__Work instructions__: Without the images, output each record below as it stands.

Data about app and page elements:

****

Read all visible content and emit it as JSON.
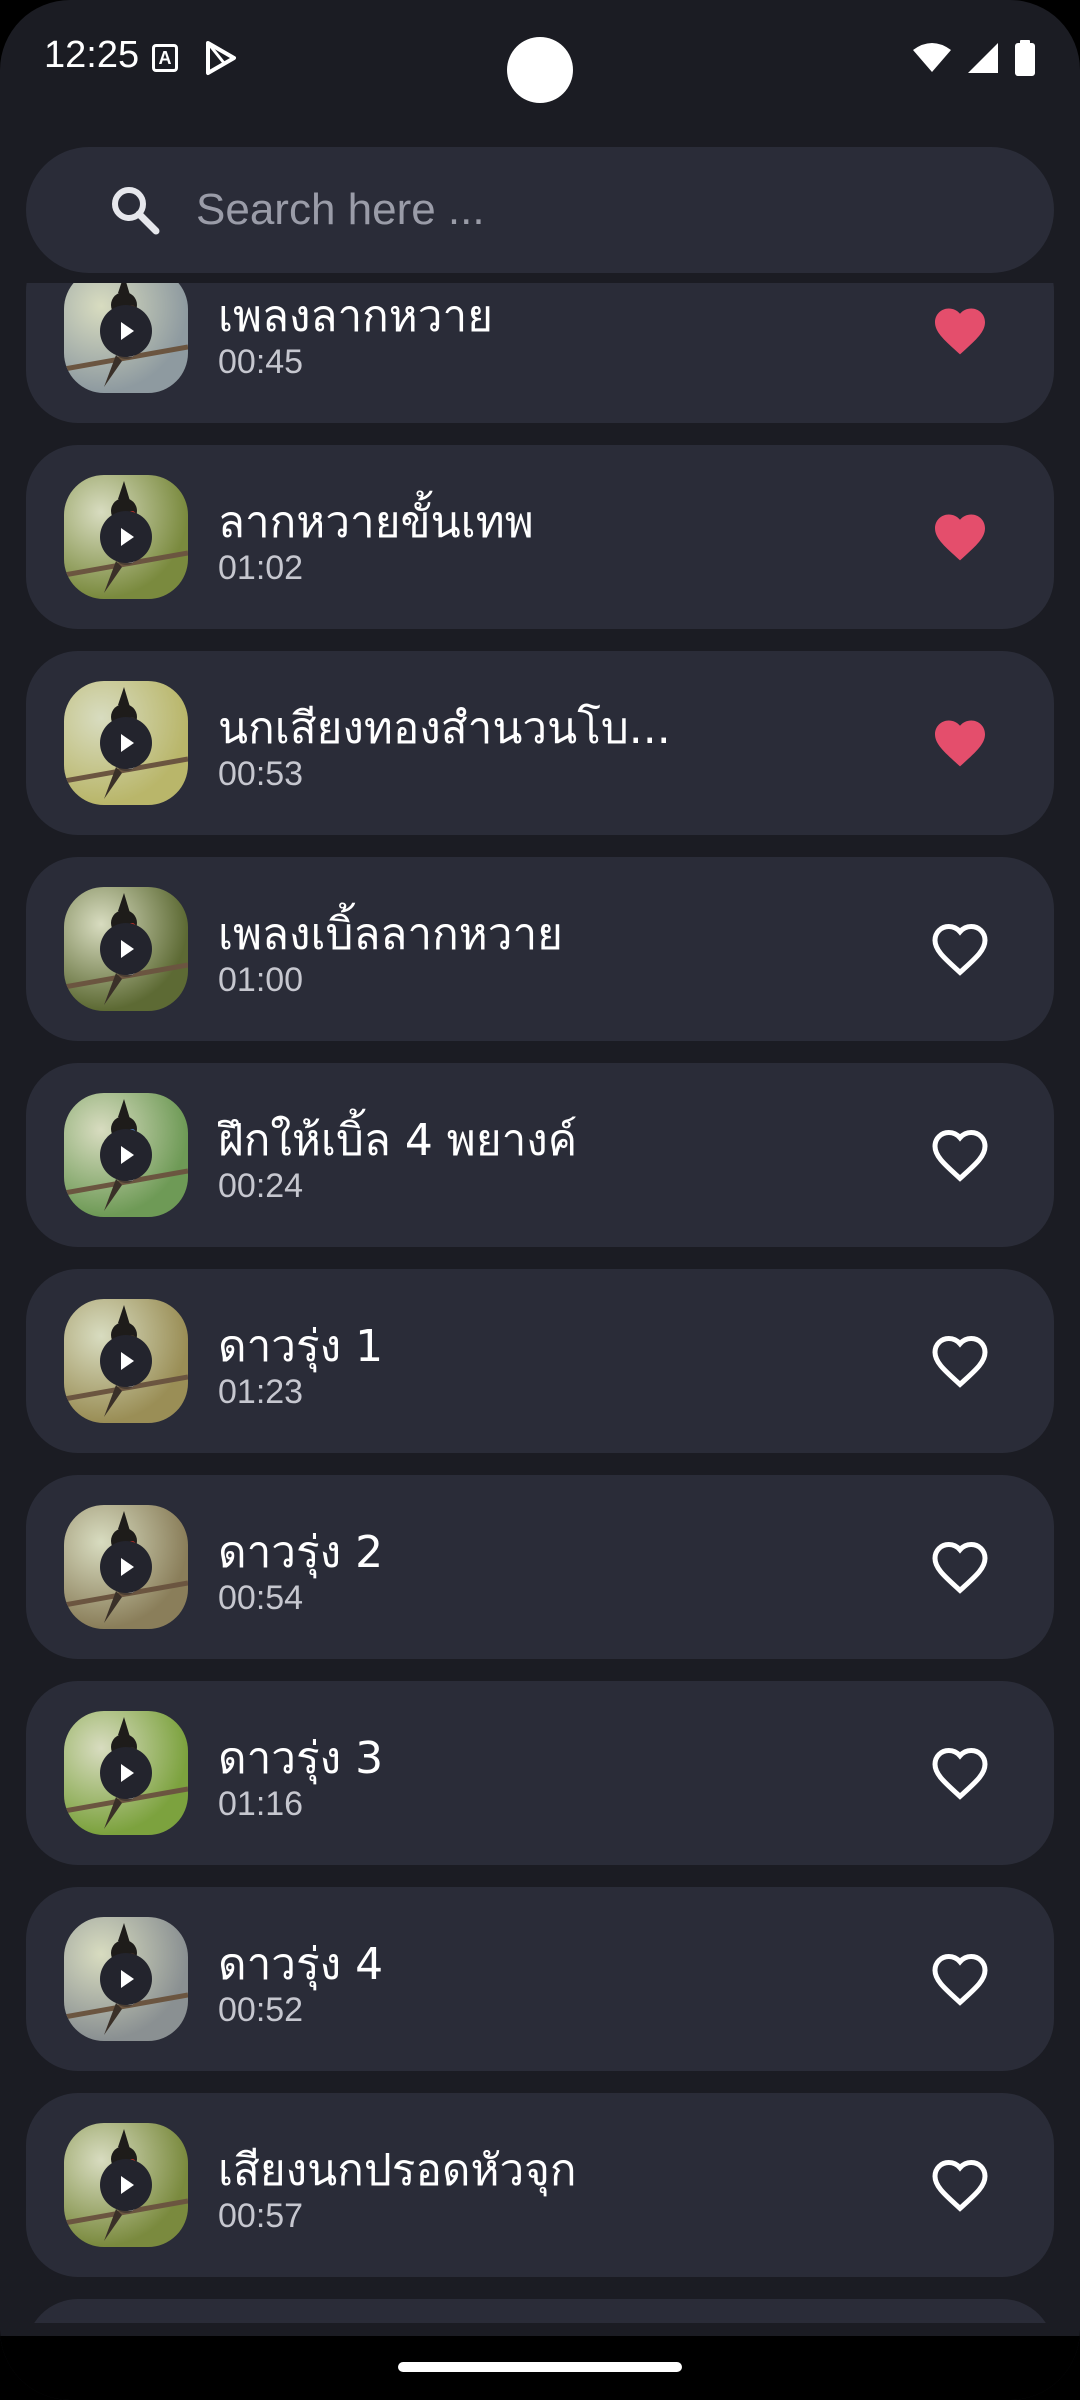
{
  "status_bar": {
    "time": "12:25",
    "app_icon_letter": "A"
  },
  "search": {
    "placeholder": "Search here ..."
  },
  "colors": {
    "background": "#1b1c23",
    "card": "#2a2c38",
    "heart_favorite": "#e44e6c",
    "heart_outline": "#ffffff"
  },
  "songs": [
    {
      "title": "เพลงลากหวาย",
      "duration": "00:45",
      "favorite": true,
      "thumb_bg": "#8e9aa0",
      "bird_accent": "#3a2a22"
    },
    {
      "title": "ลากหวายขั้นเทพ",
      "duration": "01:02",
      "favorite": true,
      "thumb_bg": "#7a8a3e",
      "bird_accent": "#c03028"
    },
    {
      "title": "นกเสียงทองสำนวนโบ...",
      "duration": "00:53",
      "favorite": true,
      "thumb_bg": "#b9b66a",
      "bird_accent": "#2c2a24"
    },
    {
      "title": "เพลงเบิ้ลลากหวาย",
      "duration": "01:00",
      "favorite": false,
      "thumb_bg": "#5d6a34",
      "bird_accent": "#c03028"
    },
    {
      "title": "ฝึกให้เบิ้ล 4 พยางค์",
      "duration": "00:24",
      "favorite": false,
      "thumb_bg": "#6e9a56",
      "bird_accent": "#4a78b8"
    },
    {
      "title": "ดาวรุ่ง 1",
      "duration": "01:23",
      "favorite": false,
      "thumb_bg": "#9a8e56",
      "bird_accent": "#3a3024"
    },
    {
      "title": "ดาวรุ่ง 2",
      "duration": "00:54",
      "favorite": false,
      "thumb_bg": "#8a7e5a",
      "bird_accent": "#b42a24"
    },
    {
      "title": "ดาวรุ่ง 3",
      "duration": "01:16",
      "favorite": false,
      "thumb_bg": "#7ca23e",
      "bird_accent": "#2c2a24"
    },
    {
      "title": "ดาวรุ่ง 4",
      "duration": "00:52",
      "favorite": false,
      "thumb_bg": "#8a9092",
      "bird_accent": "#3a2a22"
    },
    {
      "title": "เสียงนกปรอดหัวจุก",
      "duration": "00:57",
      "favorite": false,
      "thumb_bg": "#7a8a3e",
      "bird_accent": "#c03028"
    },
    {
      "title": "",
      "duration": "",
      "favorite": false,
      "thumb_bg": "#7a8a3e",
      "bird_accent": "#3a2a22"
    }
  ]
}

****

__Task output__:
Read all visible content and emit it as JSON.
{
  "status_bar": {
    "time": "12:25",
    "app_icon_letter": "A"
  },
  "search": {
    "placeholder": "Search here ..."
  },
  "colors": {
    "background": "#1b1c23",
    "card": "#2a2c38",
    "heart_favorite": "#e44e6c",
    "heart_outline": "#ffffff"
  },
  "songs": [
    {
      "title": "เพลงลากหวาย",
      "duration": "00:45",
      "favorite": true,
      "thumb_bg": "#8e9aa0",
      "bird_accent": "#3a2a22"
    },
    {
      "title": "ลากหวายขั้นเทพ",
      "duration": "01:02",
      "favorite": true,
      "thumb_bg": "#7a8a3e",
      "bird_accent": "#c03028"
    },
    {
      "title": "นกเสียงทองสำนวนโบ...",
      "duration": "00:53",
      "favorite": true,
      "thumb_bg": "#b9b66a",
      "bird_accent": "#2c2a24"
    },
    {
      "title": "เพลงเบิ้ลลากหวาย",
      "duration": "01:00",
      "favorite": false,
      "thumb_bg": "#5d6a34",
      "bird_accent": "#c03028"
    },
    {
      "title": "ฝึกให้เบิ้ล 4 พยางค์",
      "duration": "00:24",
      "favorite": false,
      "thumb_bg": "#6e9a56",
      "bird_accent": "#4a78b8"
    },
    {
      "title": "ดาวรุ่ง 1",
      "duration": "01:23",
      "favorite": false,
      "thumb_bg": "#9a8e56",
      "bird_accent": "#3a3024"
    },
    {
      "title": "ดาวรุ่ง 2",
      "duration": "00:54",
      "favorite": false,
      "thumb_bg": "#8a7e5a",
      "bird_accent": "#b42a24"
    },
    {
      "title": "ดาวรุ่ง 3",
      "duration": "01:16",
      "favorite": false,
      "thumb_bg": "#7ca23e",
      "bird_accent": "#2c2a24"
    },
    {
      "title": "ดาวรุ่ง 4",
      "duration": "00:52",
      "favorite": false,
      "thumb_bg": "#8a9092",
      "bird_accent": "#3a2a22"
    },
    {
      "title": "เสียงนกปรอดหัวจุก",
      "duration": "00:57",
      "favorite": false,
      "thumb_bg": "#7a8a3e",
      "bird_accent": "#c03028"
    },
    {
      "title": "",
      "duration": "",
      "favorite": false,
      "thumb_bg": "#7a8a3e",
      "bird_accent": "#3a2a22"
    }
  ]
}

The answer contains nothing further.